What is needed
Each line that includes the word "album" should be copied from the records.

(Entries shown begins)

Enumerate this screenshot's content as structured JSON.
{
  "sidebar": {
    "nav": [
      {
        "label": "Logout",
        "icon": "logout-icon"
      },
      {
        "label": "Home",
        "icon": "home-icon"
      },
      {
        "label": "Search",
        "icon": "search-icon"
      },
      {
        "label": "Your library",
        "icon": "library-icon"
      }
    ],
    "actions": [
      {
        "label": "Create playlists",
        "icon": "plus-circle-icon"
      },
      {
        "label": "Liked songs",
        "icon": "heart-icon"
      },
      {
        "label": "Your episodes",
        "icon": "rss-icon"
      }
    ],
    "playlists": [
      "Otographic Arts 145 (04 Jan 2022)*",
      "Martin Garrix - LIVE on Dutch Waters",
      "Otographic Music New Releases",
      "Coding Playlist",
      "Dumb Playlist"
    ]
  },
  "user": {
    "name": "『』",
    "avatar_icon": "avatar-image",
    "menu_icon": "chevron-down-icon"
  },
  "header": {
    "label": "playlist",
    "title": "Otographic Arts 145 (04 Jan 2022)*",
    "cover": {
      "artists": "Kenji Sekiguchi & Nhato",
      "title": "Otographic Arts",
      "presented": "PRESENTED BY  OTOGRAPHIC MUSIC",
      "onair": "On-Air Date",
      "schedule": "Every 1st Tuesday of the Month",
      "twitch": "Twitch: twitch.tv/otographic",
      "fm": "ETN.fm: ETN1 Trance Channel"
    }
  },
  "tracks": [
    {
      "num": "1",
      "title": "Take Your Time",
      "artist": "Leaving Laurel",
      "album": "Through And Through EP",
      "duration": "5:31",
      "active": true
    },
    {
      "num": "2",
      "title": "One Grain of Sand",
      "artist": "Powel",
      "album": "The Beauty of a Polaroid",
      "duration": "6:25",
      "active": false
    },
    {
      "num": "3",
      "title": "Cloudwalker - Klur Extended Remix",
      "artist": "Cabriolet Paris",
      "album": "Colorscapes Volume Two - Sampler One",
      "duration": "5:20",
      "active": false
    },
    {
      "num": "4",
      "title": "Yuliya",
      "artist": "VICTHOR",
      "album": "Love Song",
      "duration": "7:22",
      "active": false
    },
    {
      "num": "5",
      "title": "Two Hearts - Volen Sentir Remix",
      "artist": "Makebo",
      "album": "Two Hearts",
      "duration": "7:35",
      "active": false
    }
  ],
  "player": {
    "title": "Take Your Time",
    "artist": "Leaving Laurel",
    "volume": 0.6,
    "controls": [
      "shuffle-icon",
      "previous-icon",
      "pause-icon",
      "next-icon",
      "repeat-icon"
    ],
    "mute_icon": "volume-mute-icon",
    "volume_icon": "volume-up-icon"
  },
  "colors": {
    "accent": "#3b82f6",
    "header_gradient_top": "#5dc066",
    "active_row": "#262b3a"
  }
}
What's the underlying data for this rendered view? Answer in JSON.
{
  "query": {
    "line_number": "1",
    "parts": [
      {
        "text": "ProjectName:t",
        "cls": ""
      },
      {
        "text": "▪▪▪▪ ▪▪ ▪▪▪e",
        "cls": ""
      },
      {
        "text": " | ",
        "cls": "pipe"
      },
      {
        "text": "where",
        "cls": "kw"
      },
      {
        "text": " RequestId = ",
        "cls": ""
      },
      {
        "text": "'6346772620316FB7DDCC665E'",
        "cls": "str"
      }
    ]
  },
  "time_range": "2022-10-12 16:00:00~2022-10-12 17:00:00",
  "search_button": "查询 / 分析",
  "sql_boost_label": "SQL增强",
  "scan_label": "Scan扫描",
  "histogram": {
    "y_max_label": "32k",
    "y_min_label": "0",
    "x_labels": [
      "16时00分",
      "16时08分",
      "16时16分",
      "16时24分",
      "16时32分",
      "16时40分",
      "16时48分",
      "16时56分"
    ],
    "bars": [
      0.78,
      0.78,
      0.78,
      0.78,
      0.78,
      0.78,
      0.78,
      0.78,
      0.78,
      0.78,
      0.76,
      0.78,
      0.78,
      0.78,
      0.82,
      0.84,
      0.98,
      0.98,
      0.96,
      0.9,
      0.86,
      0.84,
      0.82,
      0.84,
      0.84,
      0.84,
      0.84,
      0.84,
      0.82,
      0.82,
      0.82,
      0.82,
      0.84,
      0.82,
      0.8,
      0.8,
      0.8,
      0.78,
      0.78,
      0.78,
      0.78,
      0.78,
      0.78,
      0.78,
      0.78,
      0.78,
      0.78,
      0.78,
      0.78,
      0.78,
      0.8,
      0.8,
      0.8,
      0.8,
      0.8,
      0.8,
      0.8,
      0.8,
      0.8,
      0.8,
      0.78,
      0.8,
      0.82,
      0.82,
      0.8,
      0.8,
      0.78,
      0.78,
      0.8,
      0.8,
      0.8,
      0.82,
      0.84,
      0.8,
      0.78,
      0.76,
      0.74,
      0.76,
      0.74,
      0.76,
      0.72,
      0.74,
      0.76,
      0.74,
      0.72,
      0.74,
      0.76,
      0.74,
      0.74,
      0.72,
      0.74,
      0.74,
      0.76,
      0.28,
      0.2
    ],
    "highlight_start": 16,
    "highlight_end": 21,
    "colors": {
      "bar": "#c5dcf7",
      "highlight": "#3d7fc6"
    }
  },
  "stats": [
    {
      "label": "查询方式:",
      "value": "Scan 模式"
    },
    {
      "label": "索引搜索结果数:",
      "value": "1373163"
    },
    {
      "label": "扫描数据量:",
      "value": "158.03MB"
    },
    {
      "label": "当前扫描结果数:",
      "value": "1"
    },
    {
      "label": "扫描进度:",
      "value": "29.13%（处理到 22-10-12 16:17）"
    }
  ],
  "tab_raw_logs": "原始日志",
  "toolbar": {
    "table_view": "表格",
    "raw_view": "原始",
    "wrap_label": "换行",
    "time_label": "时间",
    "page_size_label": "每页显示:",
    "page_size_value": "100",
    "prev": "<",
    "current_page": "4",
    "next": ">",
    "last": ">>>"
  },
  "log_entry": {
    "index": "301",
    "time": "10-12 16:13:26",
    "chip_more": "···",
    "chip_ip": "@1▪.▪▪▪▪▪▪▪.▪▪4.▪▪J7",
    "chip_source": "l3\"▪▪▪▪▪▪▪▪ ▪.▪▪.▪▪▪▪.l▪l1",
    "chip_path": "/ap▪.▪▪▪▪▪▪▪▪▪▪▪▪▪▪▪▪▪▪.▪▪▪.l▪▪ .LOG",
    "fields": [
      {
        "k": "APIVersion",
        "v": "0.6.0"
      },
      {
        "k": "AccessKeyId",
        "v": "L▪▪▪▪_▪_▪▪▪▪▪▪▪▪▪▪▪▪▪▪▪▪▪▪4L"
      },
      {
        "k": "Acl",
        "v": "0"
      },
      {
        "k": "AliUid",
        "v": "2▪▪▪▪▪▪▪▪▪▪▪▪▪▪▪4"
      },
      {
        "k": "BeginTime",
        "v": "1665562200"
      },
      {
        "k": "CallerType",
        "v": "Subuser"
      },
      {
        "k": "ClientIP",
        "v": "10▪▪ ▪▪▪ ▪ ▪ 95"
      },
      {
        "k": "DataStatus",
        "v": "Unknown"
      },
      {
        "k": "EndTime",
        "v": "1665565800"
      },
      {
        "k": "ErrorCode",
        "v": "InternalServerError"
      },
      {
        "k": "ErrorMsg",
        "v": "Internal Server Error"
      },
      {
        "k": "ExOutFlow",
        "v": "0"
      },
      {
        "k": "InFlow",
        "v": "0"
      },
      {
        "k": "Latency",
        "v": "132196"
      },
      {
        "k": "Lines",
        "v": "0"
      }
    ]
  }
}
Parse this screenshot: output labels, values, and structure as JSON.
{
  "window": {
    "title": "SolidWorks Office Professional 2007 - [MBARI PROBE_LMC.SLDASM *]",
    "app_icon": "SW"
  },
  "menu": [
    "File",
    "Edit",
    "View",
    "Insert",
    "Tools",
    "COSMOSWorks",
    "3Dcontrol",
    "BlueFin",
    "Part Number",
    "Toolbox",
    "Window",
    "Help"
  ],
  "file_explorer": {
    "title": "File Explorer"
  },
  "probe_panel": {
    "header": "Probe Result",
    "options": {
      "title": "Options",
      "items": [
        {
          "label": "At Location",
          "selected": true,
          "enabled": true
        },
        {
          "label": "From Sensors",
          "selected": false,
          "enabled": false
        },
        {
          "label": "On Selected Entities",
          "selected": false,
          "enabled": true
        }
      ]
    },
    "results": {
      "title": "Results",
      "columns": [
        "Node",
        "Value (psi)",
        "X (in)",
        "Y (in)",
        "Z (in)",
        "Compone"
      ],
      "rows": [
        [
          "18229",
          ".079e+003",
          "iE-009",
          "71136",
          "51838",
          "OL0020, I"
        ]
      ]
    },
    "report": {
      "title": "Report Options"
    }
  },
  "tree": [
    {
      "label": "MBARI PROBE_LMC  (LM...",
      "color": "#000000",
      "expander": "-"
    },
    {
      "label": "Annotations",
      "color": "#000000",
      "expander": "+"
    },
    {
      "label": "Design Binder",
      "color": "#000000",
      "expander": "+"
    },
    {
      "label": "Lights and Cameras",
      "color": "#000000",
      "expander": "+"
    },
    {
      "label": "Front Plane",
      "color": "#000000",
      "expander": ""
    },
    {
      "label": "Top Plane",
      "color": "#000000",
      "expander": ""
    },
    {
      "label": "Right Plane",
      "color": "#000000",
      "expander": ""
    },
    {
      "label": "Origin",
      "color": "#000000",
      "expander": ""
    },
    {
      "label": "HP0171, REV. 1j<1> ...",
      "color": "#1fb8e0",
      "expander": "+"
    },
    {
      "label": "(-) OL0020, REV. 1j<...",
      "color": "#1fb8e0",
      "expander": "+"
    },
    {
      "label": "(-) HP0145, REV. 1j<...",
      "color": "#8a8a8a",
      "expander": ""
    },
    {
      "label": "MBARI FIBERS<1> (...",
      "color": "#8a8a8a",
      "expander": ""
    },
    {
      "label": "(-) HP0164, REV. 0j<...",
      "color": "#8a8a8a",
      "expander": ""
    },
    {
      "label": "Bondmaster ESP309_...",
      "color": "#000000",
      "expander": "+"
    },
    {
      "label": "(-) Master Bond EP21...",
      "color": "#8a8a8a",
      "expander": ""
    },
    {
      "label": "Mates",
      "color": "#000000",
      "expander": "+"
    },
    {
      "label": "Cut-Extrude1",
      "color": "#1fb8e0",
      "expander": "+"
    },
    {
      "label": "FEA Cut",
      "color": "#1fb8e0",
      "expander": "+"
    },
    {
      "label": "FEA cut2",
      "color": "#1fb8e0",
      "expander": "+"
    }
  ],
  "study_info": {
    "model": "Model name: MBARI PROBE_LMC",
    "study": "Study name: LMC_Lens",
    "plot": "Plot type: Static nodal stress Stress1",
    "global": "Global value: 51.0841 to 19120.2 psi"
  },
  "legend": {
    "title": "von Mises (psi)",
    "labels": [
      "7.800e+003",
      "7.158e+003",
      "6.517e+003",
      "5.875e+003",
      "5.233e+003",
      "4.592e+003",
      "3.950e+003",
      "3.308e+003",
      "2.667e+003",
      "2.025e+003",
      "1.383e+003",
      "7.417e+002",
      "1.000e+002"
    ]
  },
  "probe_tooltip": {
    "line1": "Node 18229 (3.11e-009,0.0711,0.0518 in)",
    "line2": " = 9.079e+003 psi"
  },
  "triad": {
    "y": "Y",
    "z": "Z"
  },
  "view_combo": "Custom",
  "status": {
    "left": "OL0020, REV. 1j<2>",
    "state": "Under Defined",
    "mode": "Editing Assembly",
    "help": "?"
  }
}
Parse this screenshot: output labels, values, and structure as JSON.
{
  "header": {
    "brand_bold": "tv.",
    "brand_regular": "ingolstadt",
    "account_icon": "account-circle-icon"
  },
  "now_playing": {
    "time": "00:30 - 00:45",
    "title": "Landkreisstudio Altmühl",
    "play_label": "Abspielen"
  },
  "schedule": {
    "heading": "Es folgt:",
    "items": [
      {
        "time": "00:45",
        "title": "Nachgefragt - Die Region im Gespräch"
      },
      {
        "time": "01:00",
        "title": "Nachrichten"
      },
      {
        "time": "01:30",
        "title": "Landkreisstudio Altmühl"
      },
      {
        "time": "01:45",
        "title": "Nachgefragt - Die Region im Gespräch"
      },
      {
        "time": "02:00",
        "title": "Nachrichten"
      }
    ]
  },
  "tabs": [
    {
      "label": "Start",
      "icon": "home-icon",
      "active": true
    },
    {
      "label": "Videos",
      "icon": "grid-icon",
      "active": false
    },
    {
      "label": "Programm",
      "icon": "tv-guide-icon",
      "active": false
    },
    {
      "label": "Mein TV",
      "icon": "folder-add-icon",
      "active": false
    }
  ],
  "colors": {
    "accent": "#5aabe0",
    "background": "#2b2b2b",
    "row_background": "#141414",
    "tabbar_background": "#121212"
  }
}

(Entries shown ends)

Response
      "album": "Through And Through EP",
      "album": "The Beauty of a Polaroid",
      "album": "Colorscapes Volume Two - Sampler One",
      "album": "Love Song",
      "album": "Two Hearts",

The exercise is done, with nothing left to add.